Give back every entry precisely as written, without any of the images.

-- -- --

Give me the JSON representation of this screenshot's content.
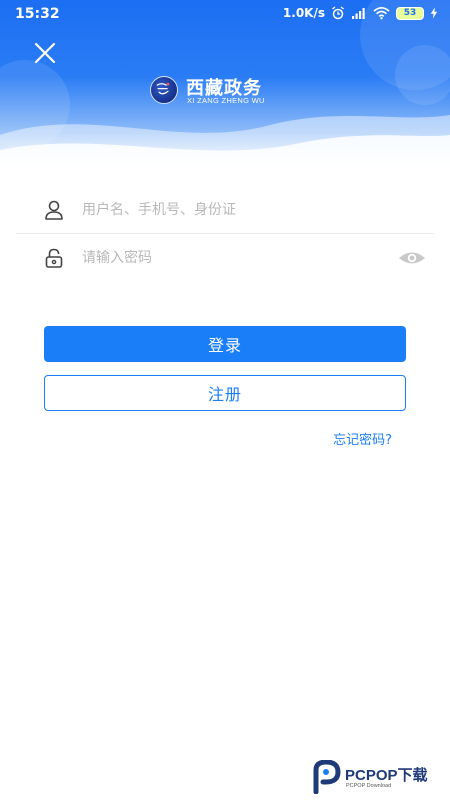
{
  "status_bar": {
    "time": "15:32",
    "net_speed": "1.0K/s",
    "battery": "53"
  },
  "header": {
    "logo_title": "西藏政务",
    "logo_subtitle": "XI ZANG ZHENG WU"
  },
  "form": {
    "username_placeholder": "用户名、手机号、身份证",
    "password_placeholder": "请输入密码",
    "login_label": "登录",
    "register_label": "注册",
    "forgot_label": "忘记密码?"
  },
  "watermark": {
    "brand": "PCPOP下载",
    "sub": "PCPOP Download"
  },
  "colors": {
    "primary": "#1a7ef8",
    "header_top": "#1c6ef2",
    "placeholder": "#b8b8b8"
  },
  "icons": [
    "close-icon",
    "user-icon",
    "lock-icon",
    "eye-icon",
    "alarm-icon",
    "signal-icon",
    "wifi-icon",
    "charging-icon"
  ]
}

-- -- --

» **Your response**:
Give me the JSON representation of this screenshot's content.
{
  "status_bar": {
    "time": "15:32",
    "net_speed": "1.0K/s",
    "battery": "53"
  },
  "header": {
    "logo_title": "西藏政务",
    "logo_subtitle": "XI ZANG ZHENG WU"
  },
  "form": {
    "username_placeholder": "用户名、手机号、身份证",
    "password_placeholder": "请输入密码",
    "login_label": "登录",
    "register_label": "注册",
    "forgot_label": "忘记密码?"
  },
  "watermark": {
    "brand": "PCPOP下载",
    "sub": "PCPOP Download"
  },
  "colors": {
    "primary": "#1a7ef8",
    "header_top": "#1c6ef2",
    "placeholder": "#b8b8b8"
  },
  "icons": [
    "close-icon",
    "user-icon",
    "lock-icon",
    "eye-icon",
    "alarm-icon",
    "signal-icon",
    "wifi-icon",
    "charging-icon"
  ]
}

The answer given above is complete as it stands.